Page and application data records
+ + +
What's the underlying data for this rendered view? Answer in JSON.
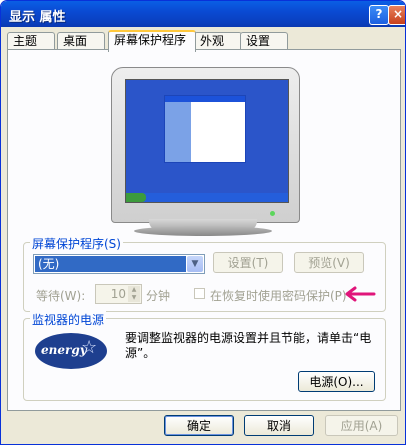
{
  "window": {
    "title": "显示 属性",
    "help_btn": "?",
    "close_btn": "×"
  },
  "tabs": [
    "主题",
    "桌面",
    "屏幕保护程序",
    "外观",
    "设置"
  ],
  "screensaver": {
    "group_label": "屏幕保护程序(S)",
    "selected": "(无)",
    "settings_btn": "设置(T)",
    "preview_btn": "预览(V)",
    "wait_label": "等待(W):",
    "wait_value": "10",
    "minutes_label": "分钟",
    "password_checkbox": "在恢复时使用密码保护(P)"
  },
  "power": {
    "group_label": "监视器的电源",
    "description": "要调整监视器的电源设置并且节能，请单击“电源”。",
    "power_btn": "电源(O)...",
    "logo_text": "energy"
  },
  "footer": {
    "ok": "确定",
    "cancel": "取消",
    "apply": "应用(A)"
  },
  "colors": {
    "title_bar": "#0a4ad3",
    "accent": "#0046d5",
    "arrow": "#e0157a"
  }
}
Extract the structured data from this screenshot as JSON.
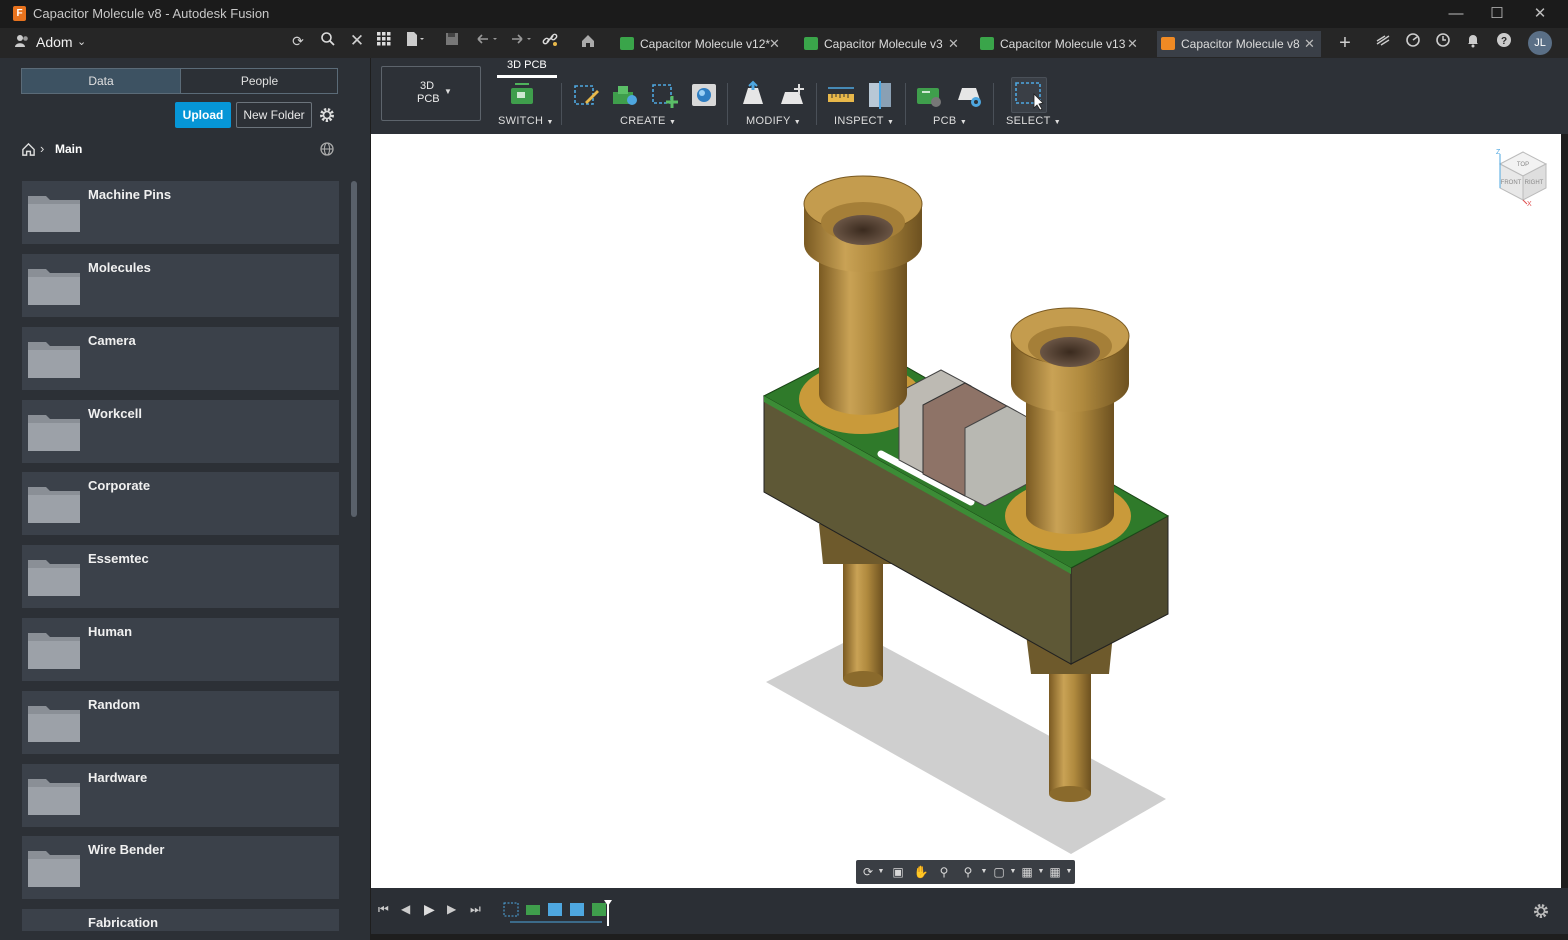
{
  "window": {
    "title": "Capacitor Molecule v8 - Autodesk Fusion",
    "minimize_icon": "minimize-icon",
    "maximize_icon": "maximize-icon",
    "close_icon": "close-icon"
  },
  "appbar": {
    "team_name": "Adom",
    "user_initials": "JL",
    "tabs": [
      {
        "label": "Capacitor Molecule v12*",
        "icon": "pcb-document-icon",
        "icon_color": "#3aa54a"
      },
      {
        "label": "Capacitor Molecule v3",
        "icon": "schematic-document-icon",
        "icon_color": "#3aa54a"
      },
      {
        "label": "Capacitor Molecule v13",
        "icon": "board-document-icon",
        "icon_color": "#3aa54a"
      },
      {
        "label": "Capacitor Molecule v8",
        "icon": "3d-pcb-document-icon",
        "icon_color": "#f08a24"
      }
    ]
  },
  "data_panel": {
    "segments": [
      "Data",
      "People"
    ],
    "upload_label": "Upload",
    "new_folder_label": "New Folder",
    "breadcrumb": "Main",
    "folders": [
      "Machine Pins",
      "Molecules",
      "Camera",
      "Workcell",
      "Corporate",
      "Essemtec",
      "Human",
      "Random",
      "Hardware",
      "Wire Bender",
      "Fabrication"
    ]
  },
  "toolbar": {
    "workspace_label_1": "3D",
    "workspace_label_2": "PCB",
    "active_tab": "3D PCB",
    "groups": [
      "SWITCH",
      "CREATE",
      "MODIFY",
      "INSPECT",
      "PCB",
      "SELECT"
    ]
  },
  "viewcube": {
    "faces": [
      "TOP",
      "FRONT",
      "RIGHT"
    ],
    "axes": [
      "Z",
      "X"
    ]
  },
  "colors": {
    "accent": "#0696d7",
    "pcb_green": "#2e7d2e",
    "brass": "#b08a3e",
    "board_body": "#5b5535"
  }
}
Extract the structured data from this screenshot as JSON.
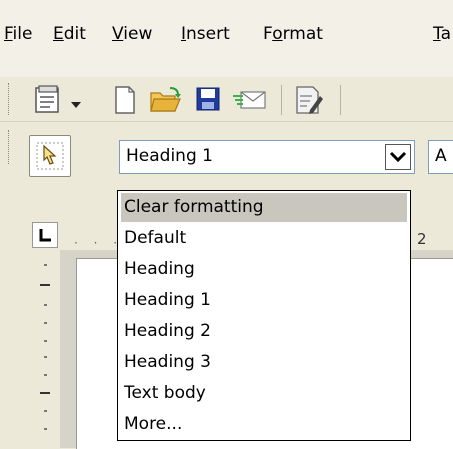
{
  "menubar": {
    "items": [
      {
        "label": "File",
        "accel": "F",
        "rest": "ile"
      },
      {
        "label": "Edit",
        "accel": "E",
        "rest": "dit"
      },
      {
        "label": "View",
        "accel": "V",
        "rest": "iew"
      },
      {
        "label": "Insert",
        "accel": "I",
        "rest": "nsert"
      },
      {
        "label": "Format",
        "pre": "F",
        "accel": "o",
        "rest": "rmat"
      },
      {
        "label": "Ta",
        "accel": "T",
        "rest": "a"
      }
    ]
  },
  "style_toolbar": {
    "style_value": "Heading 1",
    "font_value": "A"
  },
  "ruler": {
    "right_number": "2"
  },
  "style_dropdown": {
    "selected_index": 0,
    "options": [
      "Clear formatting",
      "Default",
      "Heading",
      "Heading 1",
      "Heading 2",
      "Heading 3",
      "Text body",
      "More..."
    ]
  },
  "colors": {
    "selection": "#c9c7bd",
    "toolbar_bg": "#ece9d8",
    "save_icon": "#1f3c9c",
    "folder_icon": "#e8b33a"
  }
}
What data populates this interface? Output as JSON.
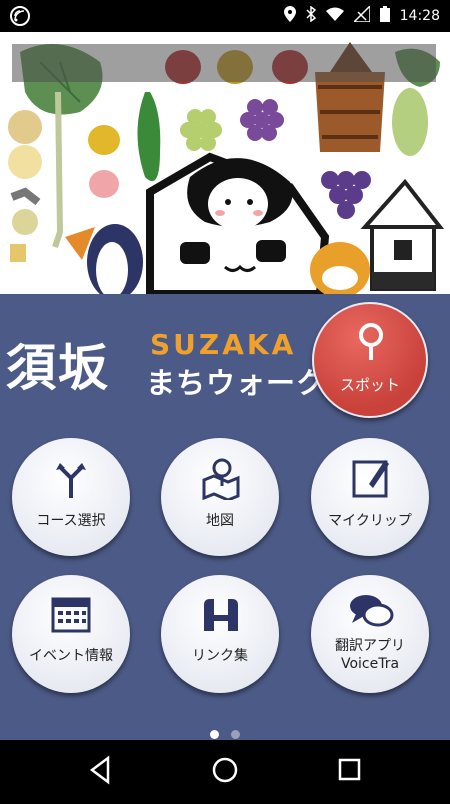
{
  "status_bar": {
    "time": "14:28"
  },
  "logo": {
    "kanji": "須坂",
    "roman": "SUZAKA",
    "subtitle": "まちウォーク"
  },
  "spot_button": {
    "label": "スポット"
  },
  "menu": {
    "course": "コース選択",
    "map": "地図",
    "myclip": "マイクリップ",
    "event": "イベント情報",
    "links": "リンク集",
    "translate_line1": "翻訳アプリ",
    "translate_line2": "VoiceTra"
  },
  "pager": {
    "pages": 2,
    "current": 1
  },
  "colors": {
    "main_bg": "#4c5a87",
    "accent_orange": "#f0a12b",
    "spot_red": "#c8413a"
  }
}
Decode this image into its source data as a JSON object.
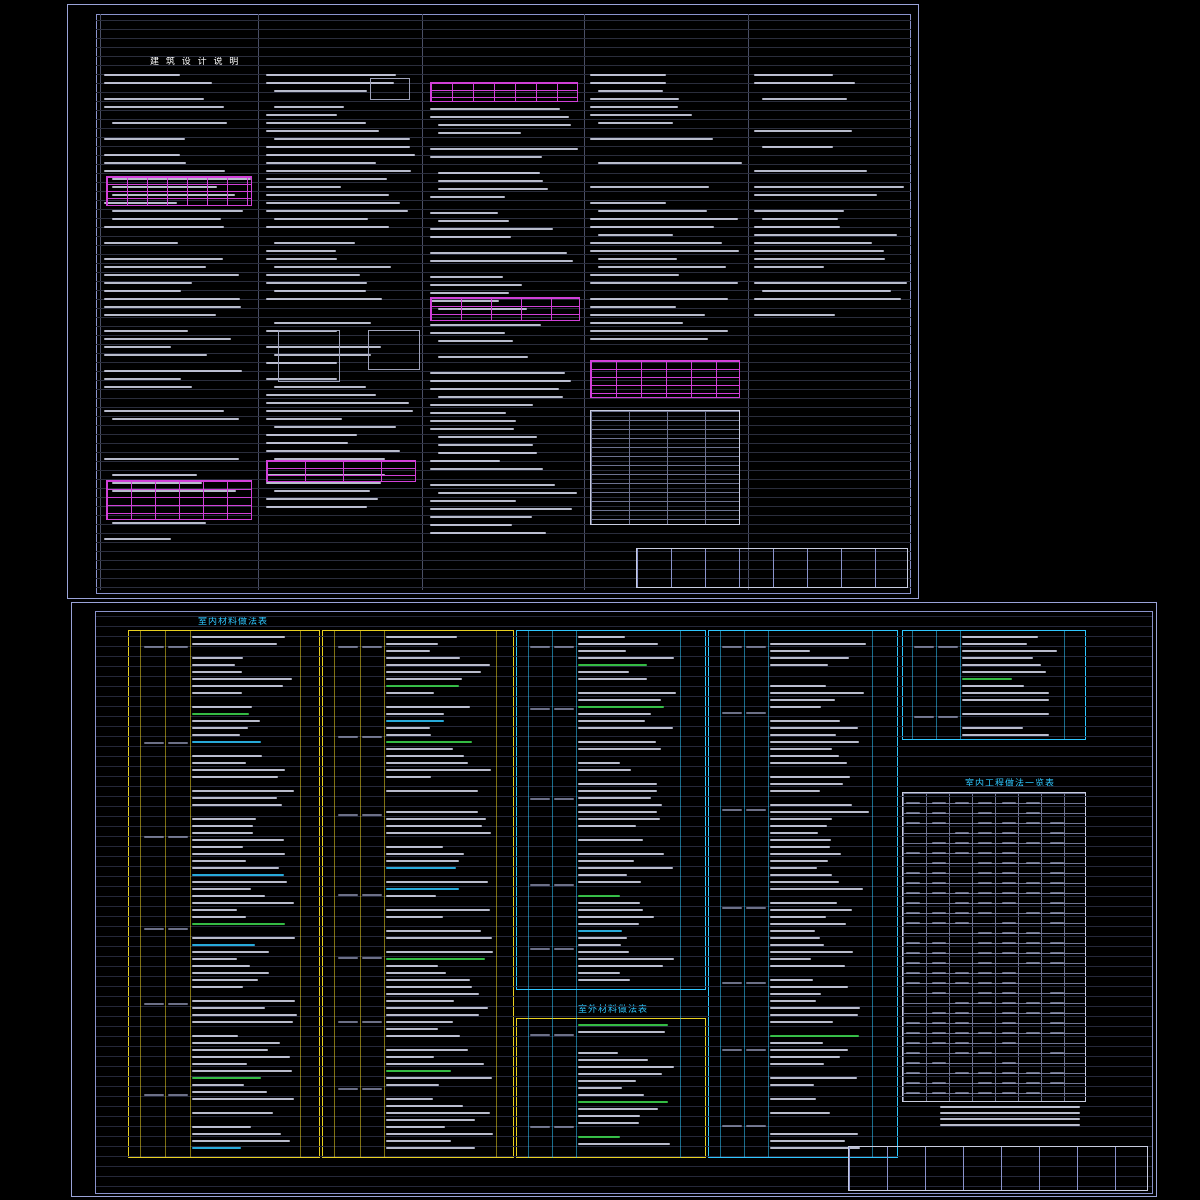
{
  "top_sheet": {
    "title": "建 筑 设 计 说 明"
  },
  "bottom_sheet": {
    "section_1_title": "室内材料做法表",
    "section_2_title": "室外材料做法表",
    "section_3_title": "室内工程做法一览表"
  },
  "colors": {
    "background": "#000000",
    "frame": "#9aa3d8",
    "text": "#d8dcf0",
    "table_magenta": "#d040d8",
    "heading_cyan": "#2ec7ff",
    "highlight_green": "#3ddc50",
    "grid_yellow": "#e8d020"
  }
}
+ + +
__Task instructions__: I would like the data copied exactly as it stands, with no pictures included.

__Problem solution__:
What's the underlying data for this rendered view? Answer in JSON.
{
  "window": {
    "title": "显示 属性",
    "help_btn": "?",
    "close_btn": "×"
  },
  "tabs": [
    "主题",
    "桌面",
    "屏幕保护程序",
    "外观",
    "设置"
  ],
  "screensaver": {
    "group_label": "屏幕保护程序(S)",
    "selected": "(无)",
    "settings_btn": "设置(T)",
    "preview_btn": "预览(V)",
    "wait_label": "等待(W):",
    "wait_value": "10",
    "minutes_label": "分钟",
    "password_checkbox": "在恢复时使用密码保护(P)"
  },
  "power": {
    "group_label": "监视器的电源",
    "description": "要调整监视器的电源设置并且节能，请单击“电源”。",
    "power_btn": "电源(O)...",
    "logo_text": "energy"
  },
  "footer": {
    "ok": "确定",
    "cancel": "取消",
    "apply": "应用(A)"
  },
  "colors": {
    "title_bar": "#0a4ad3",
    "accent": "#0046d5",
    "arrow": "#e0157a"
  }
}
Extract the structured data from this screenshot as JSON.
{
  "window": {
    "title": "Capacitor Molecule v8 - Autodesk Fusion",
    "minimize_icon": "minimize-icon",
    "maximize_icon": "maximize-icon",
    "close_icon": "close-icon"
  },
  "appbar": {
    "team_name": "Adom",
    "user_initials": "JL",
    "tabs": [
      {
        "label": "Capacitor Molecule v12*",
        "icon": "pcb-document-icon",
        "icon_color": "#3aa54a"
      },
      {
        "label": "Capacitor Molecule v3",
        "icon": "schematic-document-icon",
        "icon_color": "#3aa54a"
      },
      {
        "label": "Capacitor Molecule v13",
        "icon": "board-document-icon",
        "icon_color": "#3aa54a"
      },
      {
        "label": "Capacitor Molecule v8",
        "icon": "3d-pcb-document-icon",
        "icon_color": "#f08a24"
      }
    ]
  },
  "data_panel": {
    "segments": [
      "Data",
      "People"
    ],
    "upload_label": "Upload",
    "new_folder_label": "New Folder",
    "breadcrumb": "Main",
    "folders": [
      "Machine Pins",
      "Molecules",
      "Camera",
      "Workcell",
      "Corporate",
      "Essemtec",
      "Human",
      "Random",
      "Hardware",
      "Wire Bender",
      "Fabrication"
    ]
  },
  "toolbar": {
    "workspace_label_1": "3D",
    "workspace_label_2": "PCB",
    "active_tab": "3D PCB",
    "groups": [
      "SWITCH",
      "CREATE",
      "MODIFY",
      "INSPECT",
      "PCB",
      "SELECT"
    ]
  },
  "viewcube": {
    "faces": [
      "TOP",
      "FRONT",
      "RIGHT"
    ],
    "axes": [
      "Z",
      "X"
    ]
  },
  "colors": {
    "accent": "#0696d7",
    "pcb_green": "#2e7d2e",
    "brass": "#b08a3e",
    "board_body": "#5b5535"
  }
}
Extract the structured data from this screenshot as JSON.
{
  "menubar": {
    "items": [
      {
        "label": "File",
        "accel": "F",
        "rest": "ile"
      },
      {
        "label": "Edit",
        "accel": "E",
        "rest": "dit"
      },
      {
        "label": "View",
        "accel": "V",
        "rest": "iew"
      },
      {
        "label": "Insert",
        "accel": "I",
        "rest": "nsert"
      },
      {
        "label": "Format",
        "pre": "F",
        "accel": "o",
        "rest": "rmat"
      },
      {
        "label": "Ta",
        "accel": "T",
        "rest": "a"
      }
    ]
  },
  "style_toolbar": {
    "style_value": "Heading 1",
    "font_value": "A"
  },
  "ruler": {
    "right_number": "2"
  },
  "style_dropdown": {
    "selected_index": 0,
    "options": [
      "Clear formatting",
      "Default",
      "Heading",
      "Heading 1",
      "Heading 2",
      "Heading 3",
      "Text body",
      "More..."
    ]
  },
  "colors": {
    "selection": "#c9c7bd",
    "toolbar_bg": "#ece9d8",
    "save_icon": "#1f3c9c",
    "folder_icon": "#e8b33a"
  }
}
What data populates this interface? Output as JSON.
{
  "status_bar": {
    "time": "14:28"
  },
  "logo": {
    "kanji": "須坂",
    "roman": "SUZAKA",
    "subtitle": "まちウォーク"
  },
  "spot_button": {
    "label": "スポット"
  },
  "menu": {
    "course": "コース選択",
    "map": "地図",
    "myclip": "マイクリップ",
    "event": "イベント情報",
    "links": "リンク集",
    "translate_line1": "翻訳アプリ",
    "translate_line2": "VoiceTra"
  },
  "pager": {
    "pages": 2,
    "current": 1
  },
  "colors": {
    "main_bg": "#4c5a87",
    "accent_orange": "#f0a12b",
    "spot_red": "#c8413a"
  }
}
Decode this image into its source data as a JSON object.
{
  "top_sheet": {
    "title": "建 筑 设 计 说 明"
  },
  "bottom_sheet": {
    "section_1_title": "室内材料做法表",
    "section_2_title": "室外材料做法表",
    "section_3_title": "室内工程做法一览表"
  },
  "colors": {
    "background": "#000000",
    "frame": "#9aa3d8",
    "text": "#d8dcf0",
    "table_magenta": "#d040d8",
    "heading_cyan": "#2ec7ff",
    "highlight_green": "#3ddc50",
    "grid_yellow": "#e8d020"
  }
}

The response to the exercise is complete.